(Dataset rows describing interfaces)

------------------------------------------------

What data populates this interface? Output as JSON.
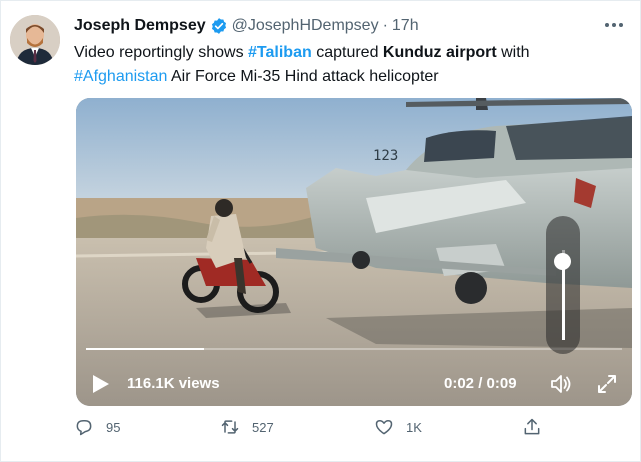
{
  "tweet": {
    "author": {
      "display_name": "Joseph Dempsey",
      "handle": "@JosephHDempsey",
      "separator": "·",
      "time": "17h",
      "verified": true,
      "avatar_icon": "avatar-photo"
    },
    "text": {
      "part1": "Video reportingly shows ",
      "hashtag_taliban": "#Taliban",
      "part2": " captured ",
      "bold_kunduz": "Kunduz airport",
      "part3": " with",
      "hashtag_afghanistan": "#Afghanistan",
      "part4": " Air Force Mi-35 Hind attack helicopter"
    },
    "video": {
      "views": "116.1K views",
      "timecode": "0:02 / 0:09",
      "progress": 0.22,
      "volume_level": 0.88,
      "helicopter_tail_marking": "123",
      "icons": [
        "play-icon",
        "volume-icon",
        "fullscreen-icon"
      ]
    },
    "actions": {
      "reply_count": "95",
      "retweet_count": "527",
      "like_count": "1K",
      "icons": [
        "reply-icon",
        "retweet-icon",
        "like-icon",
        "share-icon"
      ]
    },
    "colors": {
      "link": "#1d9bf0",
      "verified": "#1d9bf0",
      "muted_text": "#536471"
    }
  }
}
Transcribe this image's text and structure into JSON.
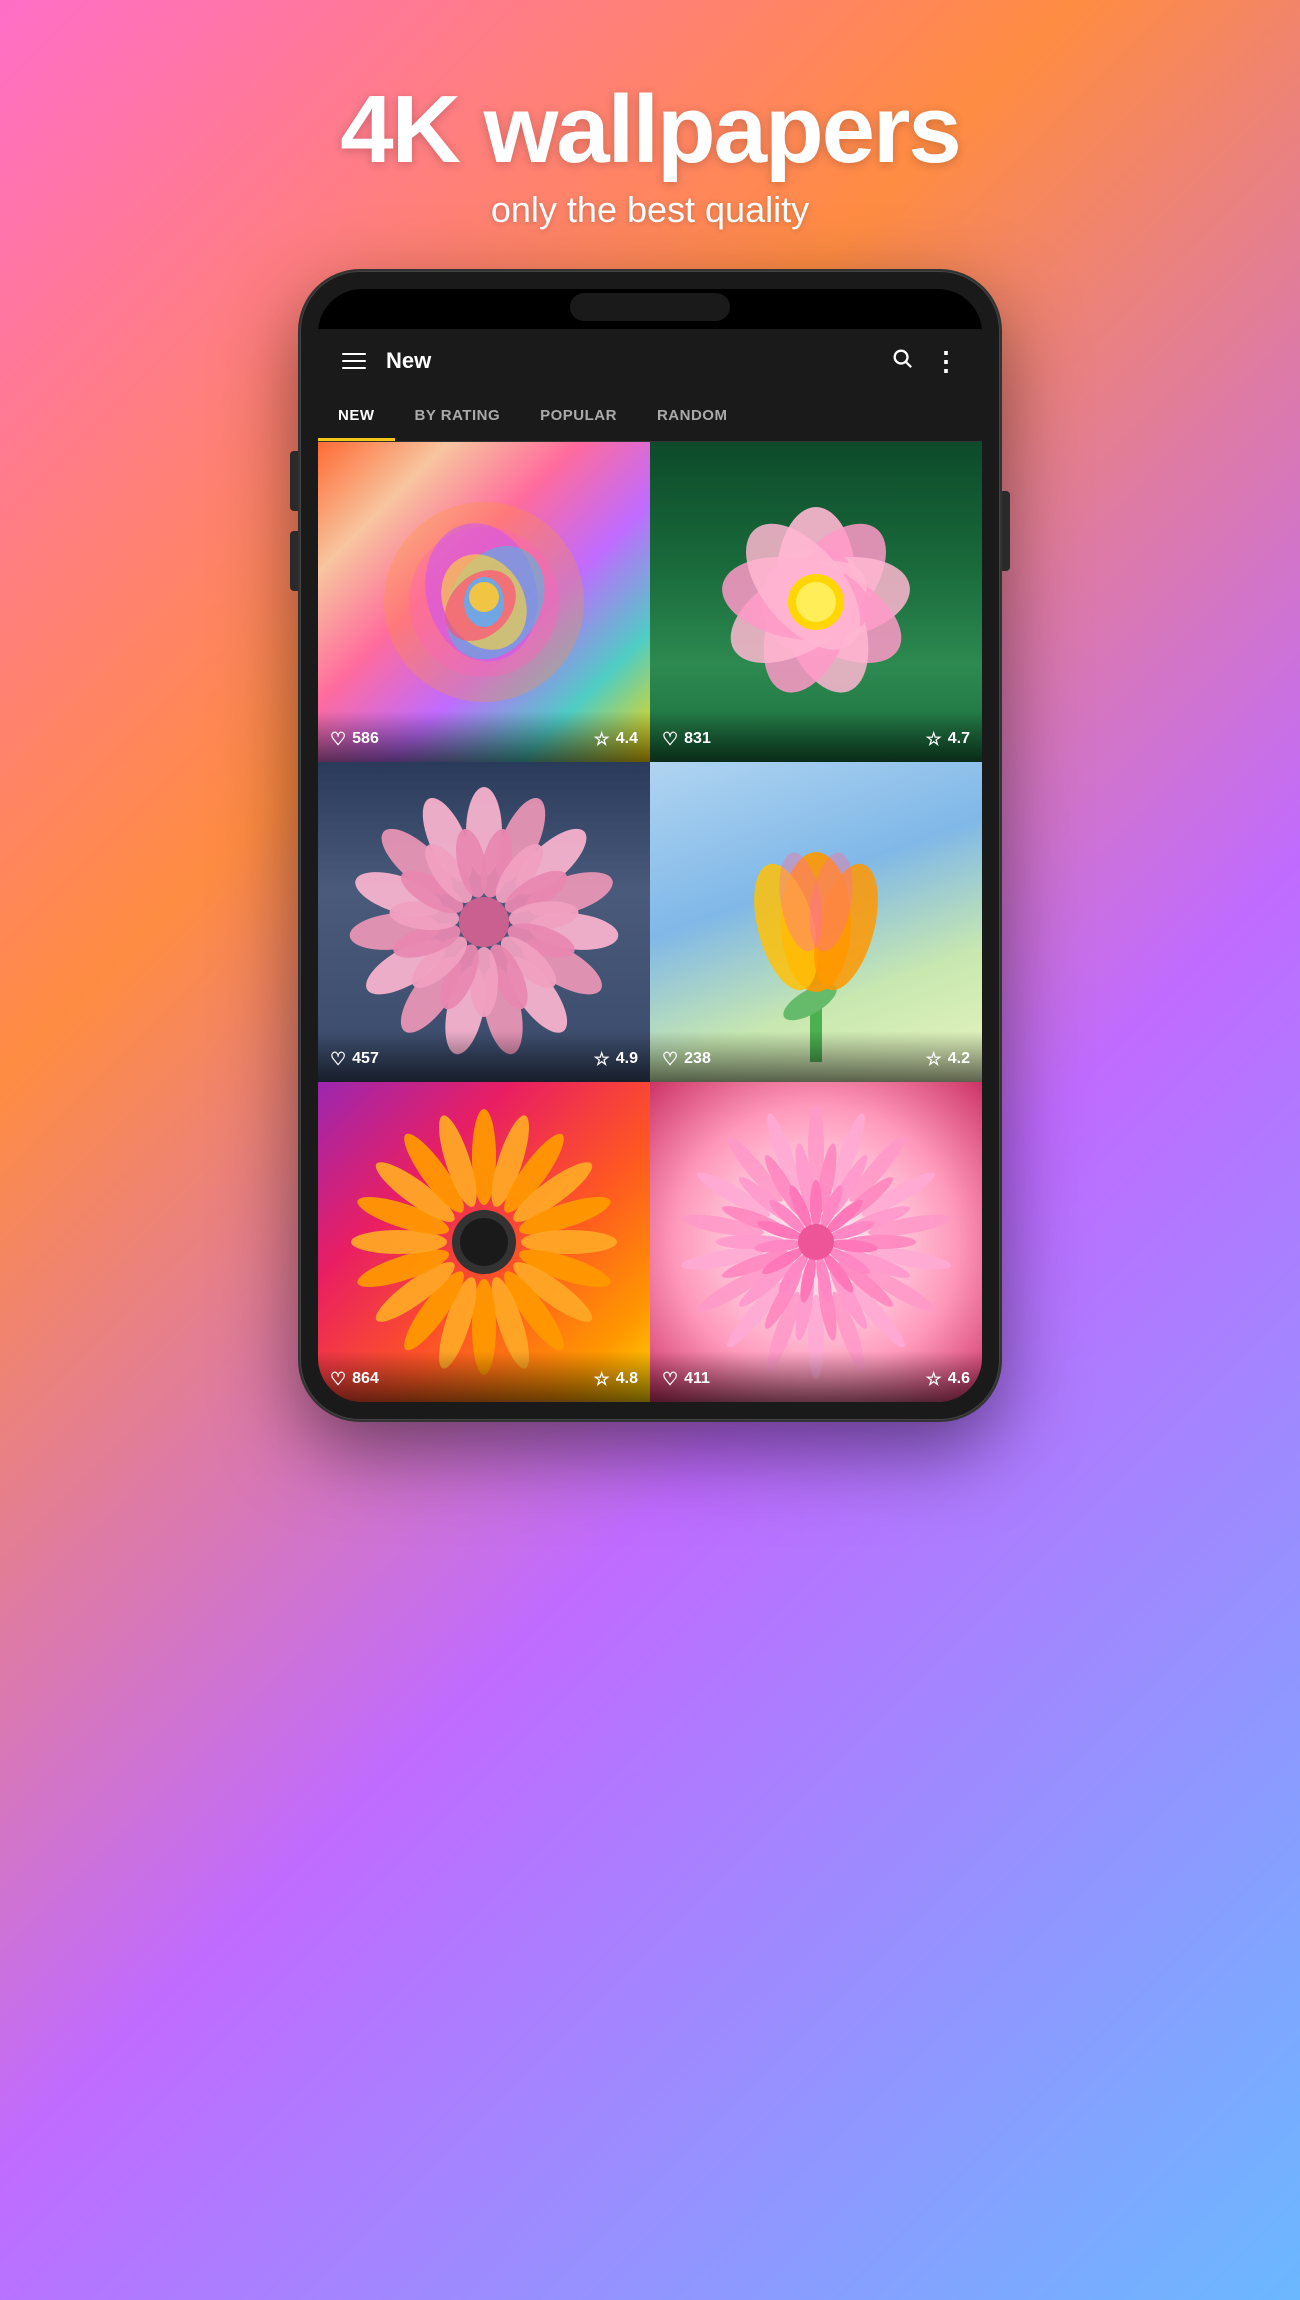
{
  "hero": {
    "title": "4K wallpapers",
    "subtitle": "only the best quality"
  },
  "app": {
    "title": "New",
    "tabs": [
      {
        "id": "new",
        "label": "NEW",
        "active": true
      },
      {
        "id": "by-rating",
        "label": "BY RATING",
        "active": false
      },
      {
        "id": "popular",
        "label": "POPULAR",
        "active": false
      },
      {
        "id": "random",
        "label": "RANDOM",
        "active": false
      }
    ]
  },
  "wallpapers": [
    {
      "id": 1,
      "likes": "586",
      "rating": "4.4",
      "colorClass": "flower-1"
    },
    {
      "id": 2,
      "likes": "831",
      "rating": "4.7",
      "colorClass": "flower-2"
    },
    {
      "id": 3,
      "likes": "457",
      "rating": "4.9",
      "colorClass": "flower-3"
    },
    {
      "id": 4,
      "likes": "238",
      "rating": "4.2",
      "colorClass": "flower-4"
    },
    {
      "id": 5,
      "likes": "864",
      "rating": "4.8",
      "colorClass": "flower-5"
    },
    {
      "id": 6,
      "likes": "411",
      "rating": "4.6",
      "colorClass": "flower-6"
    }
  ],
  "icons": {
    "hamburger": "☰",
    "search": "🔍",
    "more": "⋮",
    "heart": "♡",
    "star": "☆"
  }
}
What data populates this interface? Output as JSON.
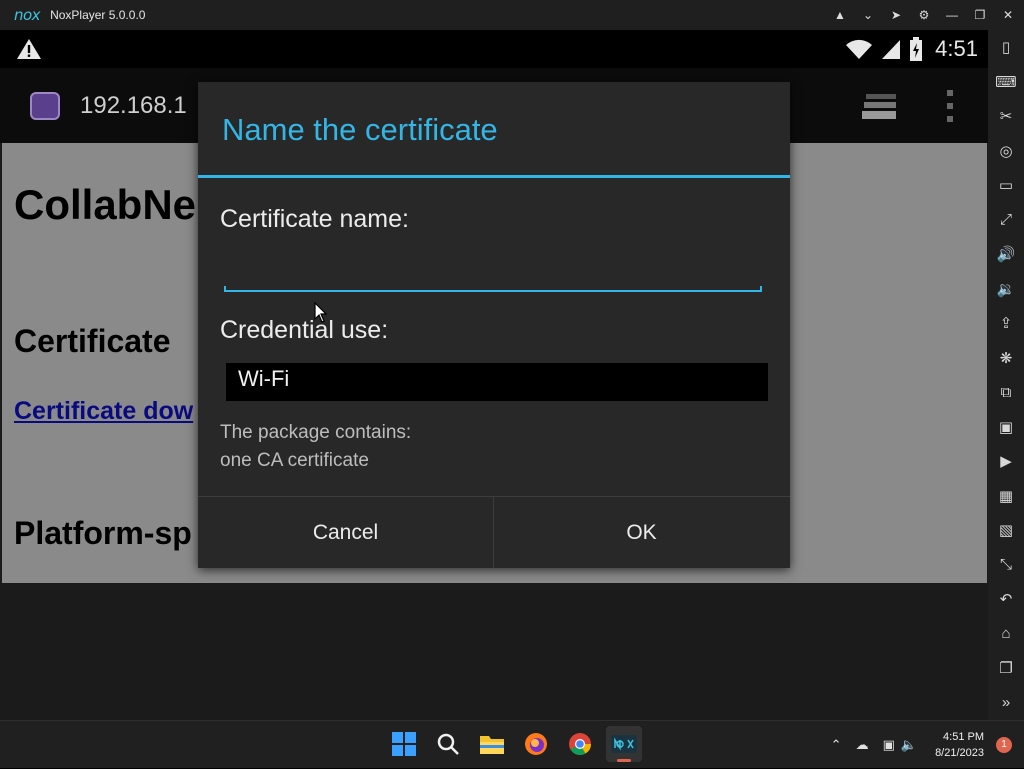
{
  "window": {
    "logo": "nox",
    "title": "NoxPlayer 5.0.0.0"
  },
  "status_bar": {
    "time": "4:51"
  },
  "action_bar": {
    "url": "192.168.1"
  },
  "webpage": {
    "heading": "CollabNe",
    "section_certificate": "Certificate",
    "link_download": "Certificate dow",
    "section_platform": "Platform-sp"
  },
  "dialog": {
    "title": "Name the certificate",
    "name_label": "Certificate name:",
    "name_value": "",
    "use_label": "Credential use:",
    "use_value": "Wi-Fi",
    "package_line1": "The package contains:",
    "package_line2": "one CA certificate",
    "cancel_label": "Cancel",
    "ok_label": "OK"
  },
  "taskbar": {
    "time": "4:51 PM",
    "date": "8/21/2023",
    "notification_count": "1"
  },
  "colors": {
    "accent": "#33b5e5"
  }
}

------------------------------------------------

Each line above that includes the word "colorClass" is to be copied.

● **RESULT BELOW**:
      "colorClass": "flower-1"
      "colorClass": "flower-2"
      "colorClass": "flower-3"
      "colorClass": "flower-4"
      "colorClass": "flower-5"
      "colorClass": "flower-6"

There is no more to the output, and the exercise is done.